▶ **What the task asks**
Exactly repeat all the records below, omitting the images they hold.
○ ○ ○ ○
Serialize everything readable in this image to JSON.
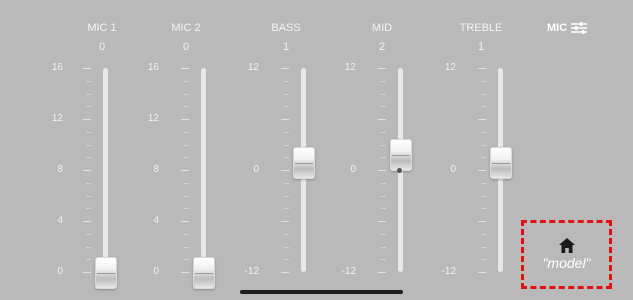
{
  "channels": [
    {
      "name": "MIC 1",
      "value": "0",
      "scale": [
        "16",
        "12",
        "8",
        "4",
        "0"
      ],
      "level": 0.0
    },
    {
      "name": "MIC 2",
      "value": "0",
      "scale": [
        "16",
        "12",
        "8",
        "4",
        "0"
      ],
      "level": 0.0
    },
    {
      "name": "BASS",
      "value": "1",
      "scale": [
        "12",
        "0",
        "-12"
      ],
      "level": 0.54
    },
    {
      "name": "MID",
      "value": "2",
      "scale": [
        "12",
        "0",
        "-12"
      ],
      "level": 0.58
    },
    {
      "name": "TREBLE",
      "value": "1",
      "scale": [
        "12",
        "0",
        "-12"
      ],
      "level": 0.54
    }
  ],
  "mic_button": {
    "label": "MIC",
    "icon": "sliders-icon"
  },
  "home_button": {
    "icon": "home-icon",
    "label": "\"model\""
  },
  "colors": {
    "background": "#b9b9b9",
    "highlight": "#e21010"
  }
}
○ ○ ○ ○
▶ **Completed task**
Serialize everything readable in this image to JSON.
{
  "channels": [
    {
      "name": "MIC 1",
      "value": "0",
      "scale": [
        "16",
        "12",
        "8",
        "4",
        "0"
      ],
      "level": 0.0
    },
    {
      "name": "MIC 2",
      "value": "0",
      "scale": [
        "16",
        "12",
        "8",
        "4",
        "0"
      ],
      "level": 0.0
    },
    {
      "name": "BASS",
      "value": "1",
      "scale": [
        "12",
        "0",
        "-12"
      ],
      "level": 0.54
    },
    {
      "name": "MID",
      "value": "2",
      "scale": [
        "12",
        "0",
        "-12"
      ],
      "level": 0.58
    },
    {
      "name": "TREBLE",
      "value": "1",
      "scale": [
        "12",
        "0",
        "-12"
      ],
      "level": 0.54
    }
  ],
  "mic_button": {
    "label": "MIC",
    "icon": "sliders-icon"
  },
  "home_button": {
    "icon": "home-icon",
    "label": "\"model\""
  },
  "colors": {
    "background": "#b9b9b9",
    "highlight": "#e21010"
  }
}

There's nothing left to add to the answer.